This diorama was produced by a girl in Grade 3 in a US elementary school. It’s featured in a new blog called Re-inventing Project Based Learning
Jane Krauss, the blog’s author has some kind words about the Classroom Displays blog and group and then asks an interesting question:
What do class displays tell us about what goes on in school, and about what we value in student work?
My own feeling is that in this case some of what we are valuing here is that ‘doll’s house’ urge that many little girls go through. There’s a delight in the miniturisation of the world combined with an almost obsessive eye for detail. I have vivid memories of just such a topic that grabbed my attention as an 8 year old. I spent a whole term obsessed with yurts, gers, and all things Mongolian. I built a tiny village of gers with my own handmade felt and willow twigs, made covers, rugs, and saddle bags and generally lost myself in the creation of my own tiny world. I’m not sure how much I actually learned that term, when others were doing maths or writing poems, I remained steadfastly perfecting my village.
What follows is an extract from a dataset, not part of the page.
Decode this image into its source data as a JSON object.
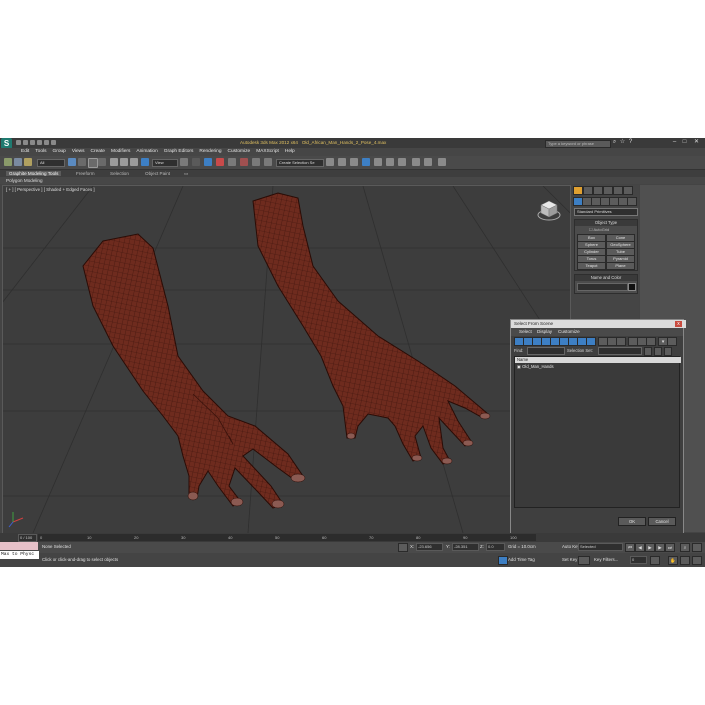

Long after the project was over I continued my interest and even now I still love yurts.
That was the topic work of the long ago ’60 and ’70s and it was swept away in England with the introduction of the National Curriculum. But of course it was never really totally swept away. Good teachers always look for ways of introducing themes, it’s just that now they might be called ‘cross curricular integration’. They’ve always looked for ways of providing work that caught children’s interests at a particular stage of development, that channeled children’s skills and built on their existing capabilities. It’s just that now it might be called ‘personalisation of learning’.
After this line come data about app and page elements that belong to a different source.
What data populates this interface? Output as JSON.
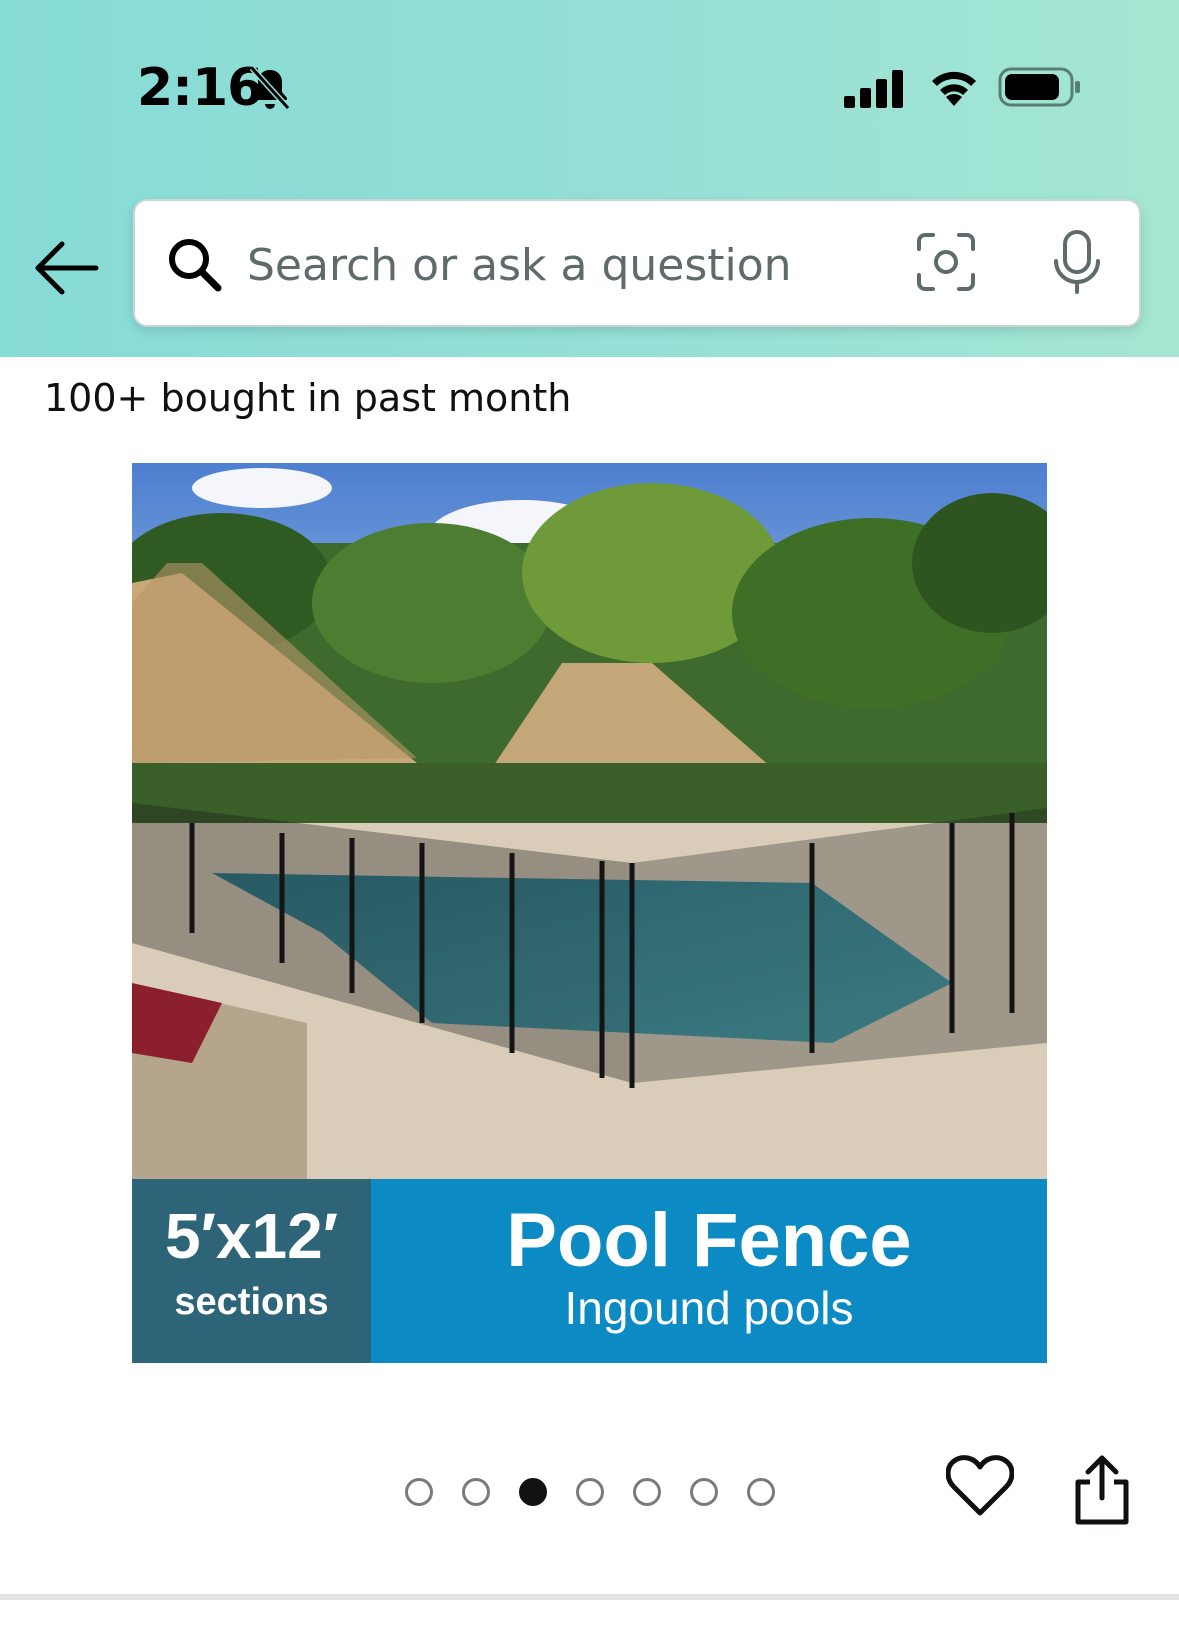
{
  "status_bar": {
    "time": "2:16",
    "icons": [
      "bell-slash-icon",
      "cellular-signal-icon",
      "wifi-icon",
      "battery-icon"
    ]
  },
  "search": {
    "placeholder": "Search or ask a question",
    "icons": [
      "back-arrow-icon",
      "search-icon",
      "camera-scan-icon",
      "microphone-icon"
    ]
  },
  "product": {
    "social_proof": "100+ bought in past month",
    "image_banner": {
      "size": "5′x12′",
      "size_caption": "sections",
      "title": "Pool Fence",
      "subtitle": "Ingound pools"
    },
    "pagination": {
      "total": 7,
      "current_index": 2
    },
    "actions": [
      "heart-icon",
      "share-icon"
    ]
  },
  "colors": {
    "header_gradient_start": "#87dbd6",
    "header_gradient_end": "#a5e6d2",
    "banner_left": "#2e6478",
    "banner_right": "#0b8ac4"
  }
}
I recently asked a teacher who does a great deal of work that could be described as themed how she felt about the latest swing of the pendulum back towards project work. She surprised me by recoiling in horror. With all their faults there was no way she wanted to abandon the Literacy and Numeracy hours and return to “the chaos of the classroom free-for-all.”
So what does this diorama say to you?